## Requirement
Every line that includes the word "Edit" needs to be copied from the listing.

■ ■ ■

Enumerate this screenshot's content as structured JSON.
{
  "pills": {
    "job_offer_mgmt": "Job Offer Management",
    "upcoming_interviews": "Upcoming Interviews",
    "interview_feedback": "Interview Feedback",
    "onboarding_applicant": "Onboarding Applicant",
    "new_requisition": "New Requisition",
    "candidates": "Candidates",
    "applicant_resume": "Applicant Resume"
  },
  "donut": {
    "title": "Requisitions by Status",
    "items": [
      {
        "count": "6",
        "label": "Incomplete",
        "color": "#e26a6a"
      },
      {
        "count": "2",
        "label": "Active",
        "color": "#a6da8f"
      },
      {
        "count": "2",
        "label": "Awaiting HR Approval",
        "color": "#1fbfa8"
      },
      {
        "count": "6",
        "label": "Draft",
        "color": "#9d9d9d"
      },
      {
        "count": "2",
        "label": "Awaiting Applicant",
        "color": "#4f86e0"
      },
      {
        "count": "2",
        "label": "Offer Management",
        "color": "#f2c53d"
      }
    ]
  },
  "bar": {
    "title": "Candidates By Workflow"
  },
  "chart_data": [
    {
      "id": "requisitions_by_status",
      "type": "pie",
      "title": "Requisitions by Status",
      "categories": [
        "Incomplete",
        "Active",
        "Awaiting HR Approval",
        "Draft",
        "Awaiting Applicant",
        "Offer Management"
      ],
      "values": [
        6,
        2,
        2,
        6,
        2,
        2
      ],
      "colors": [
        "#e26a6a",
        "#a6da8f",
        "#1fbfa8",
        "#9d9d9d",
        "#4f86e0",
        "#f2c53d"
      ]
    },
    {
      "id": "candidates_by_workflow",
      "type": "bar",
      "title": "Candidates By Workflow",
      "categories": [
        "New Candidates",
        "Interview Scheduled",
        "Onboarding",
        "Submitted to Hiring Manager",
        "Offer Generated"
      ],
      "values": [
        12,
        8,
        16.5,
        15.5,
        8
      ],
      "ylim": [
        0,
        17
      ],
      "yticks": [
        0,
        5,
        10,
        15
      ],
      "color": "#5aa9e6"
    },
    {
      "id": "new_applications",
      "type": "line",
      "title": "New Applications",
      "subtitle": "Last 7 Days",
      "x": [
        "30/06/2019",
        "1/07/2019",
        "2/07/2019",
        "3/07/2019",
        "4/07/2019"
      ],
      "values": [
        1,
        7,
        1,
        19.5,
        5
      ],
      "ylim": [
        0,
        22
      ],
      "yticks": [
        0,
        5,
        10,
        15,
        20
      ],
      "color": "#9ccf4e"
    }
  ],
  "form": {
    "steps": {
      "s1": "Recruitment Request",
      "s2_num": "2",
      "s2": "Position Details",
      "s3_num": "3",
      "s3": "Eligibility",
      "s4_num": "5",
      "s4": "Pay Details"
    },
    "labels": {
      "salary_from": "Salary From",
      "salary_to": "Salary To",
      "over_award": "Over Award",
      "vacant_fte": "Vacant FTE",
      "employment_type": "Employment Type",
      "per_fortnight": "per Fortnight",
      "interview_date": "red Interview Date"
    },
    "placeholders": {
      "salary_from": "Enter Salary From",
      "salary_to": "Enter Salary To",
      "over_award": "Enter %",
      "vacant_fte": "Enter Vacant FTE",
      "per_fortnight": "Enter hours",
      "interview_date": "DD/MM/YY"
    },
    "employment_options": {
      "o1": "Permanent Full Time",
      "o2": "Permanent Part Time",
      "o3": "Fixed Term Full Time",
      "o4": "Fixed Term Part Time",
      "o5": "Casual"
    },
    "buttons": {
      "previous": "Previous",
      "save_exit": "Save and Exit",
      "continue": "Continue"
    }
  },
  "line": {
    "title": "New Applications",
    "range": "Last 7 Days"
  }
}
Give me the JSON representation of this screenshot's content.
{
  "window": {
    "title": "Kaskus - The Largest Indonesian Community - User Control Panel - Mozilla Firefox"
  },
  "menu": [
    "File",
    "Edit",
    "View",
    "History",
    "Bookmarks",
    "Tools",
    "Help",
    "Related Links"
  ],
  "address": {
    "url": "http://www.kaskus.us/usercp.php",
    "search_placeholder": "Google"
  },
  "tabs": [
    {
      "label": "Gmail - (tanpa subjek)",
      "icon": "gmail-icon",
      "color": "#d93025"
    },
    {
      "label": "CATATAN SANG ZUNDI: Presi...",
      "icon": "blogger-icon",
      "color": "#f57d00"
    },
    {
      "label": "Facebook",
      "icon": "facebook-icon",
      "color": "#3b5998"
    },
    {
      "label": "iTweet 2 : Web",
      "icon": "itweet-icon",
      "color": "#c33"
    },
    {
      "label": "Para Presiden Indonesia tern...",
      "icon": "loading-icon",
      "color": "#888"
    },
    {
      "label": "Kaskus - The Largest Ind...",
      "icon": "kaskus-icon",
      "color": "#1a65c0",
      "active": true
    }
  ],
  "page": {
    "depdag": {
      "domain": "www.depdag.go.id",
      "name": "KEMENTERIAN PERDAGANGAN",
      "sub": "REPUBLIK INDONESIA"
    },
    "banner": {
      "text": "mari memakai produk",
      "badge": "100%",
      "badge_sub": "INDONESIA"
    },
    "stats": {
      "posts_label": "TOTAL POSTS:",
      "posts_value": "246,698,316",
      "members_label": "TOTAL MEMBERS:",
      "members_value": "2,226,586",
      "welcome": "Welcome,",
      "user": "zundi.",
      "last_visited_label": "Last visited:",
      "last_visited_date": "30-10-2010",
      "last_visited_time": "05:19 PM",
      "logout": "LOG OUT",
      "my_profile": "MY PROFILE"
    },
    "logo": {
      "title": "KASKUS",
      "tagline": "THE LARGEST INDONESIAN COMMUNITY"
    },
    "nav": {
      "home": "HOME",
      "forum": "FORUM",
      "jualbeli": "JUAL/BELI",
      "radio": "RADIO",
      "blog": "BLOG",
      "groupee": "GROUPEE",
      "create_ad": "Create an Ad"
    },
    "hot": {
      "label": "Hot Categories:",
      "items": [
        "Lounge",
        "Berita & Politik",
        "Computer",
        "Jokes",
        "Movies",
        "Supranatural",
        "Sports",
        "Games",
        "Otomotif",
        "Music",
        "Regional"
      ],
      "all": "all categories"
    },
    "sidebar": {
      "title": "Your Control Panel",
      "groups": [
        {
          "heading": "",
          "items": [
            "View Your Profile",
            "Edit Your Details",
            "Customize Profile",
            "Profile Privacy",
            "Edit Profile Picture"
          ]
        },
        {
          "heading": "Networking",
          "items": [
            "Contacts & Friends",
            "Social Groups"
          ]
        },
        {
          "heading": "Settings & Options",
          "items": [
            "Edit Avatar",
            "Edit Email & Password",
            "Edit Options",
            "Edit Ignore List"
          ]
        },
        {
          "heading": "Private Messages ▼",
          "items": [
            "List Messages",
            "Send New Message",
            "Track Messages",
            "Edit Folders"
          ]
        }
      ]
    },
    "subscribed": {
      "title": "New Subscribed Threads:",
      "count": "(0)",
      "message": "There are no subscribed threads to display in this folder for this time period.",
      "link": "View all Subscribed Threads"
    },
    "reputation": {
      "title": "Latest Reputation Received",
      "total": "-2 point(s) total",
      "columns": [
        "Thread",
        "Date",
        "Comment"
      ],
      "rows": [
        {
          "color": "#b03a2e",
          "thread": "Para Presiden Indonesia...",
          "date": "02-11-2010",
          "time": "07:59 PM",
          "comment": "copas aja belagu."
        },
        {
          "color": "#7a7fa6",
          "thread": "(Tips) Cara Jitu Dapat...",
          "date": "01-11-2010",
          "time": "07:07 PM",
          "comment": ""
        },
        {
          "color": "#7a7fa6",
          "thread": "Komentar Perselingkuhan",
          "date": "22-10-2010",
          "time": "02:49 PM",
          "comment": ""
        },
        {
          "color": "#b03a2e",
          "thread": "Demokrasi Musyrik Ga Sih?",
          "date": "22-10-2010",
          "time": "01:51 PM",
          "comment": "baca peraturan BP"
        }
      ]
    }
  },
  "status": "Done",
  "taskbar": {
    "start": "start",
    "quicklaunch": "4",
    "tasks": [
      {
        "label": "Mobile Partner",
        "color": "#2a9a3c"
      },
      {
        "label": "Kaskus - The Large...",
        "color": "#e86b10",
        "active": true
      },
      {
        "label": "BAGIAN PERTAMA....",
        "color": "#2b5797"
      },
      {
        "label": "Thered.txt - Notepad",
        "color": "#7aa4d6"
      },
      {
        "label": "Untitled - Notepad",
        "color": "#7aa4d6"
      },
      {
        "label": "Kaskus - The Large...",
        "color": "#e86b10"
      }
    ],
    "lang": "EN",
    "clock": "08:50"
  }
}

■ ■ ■

## Task output
    "Edit",
            "Edit Your Details",
            "Edit Profile Picture"
            "Edit Avatar",
            "Edit Email & Password",
            "Edit Options",
            "Edit Ignore List"
            "Edit Folders"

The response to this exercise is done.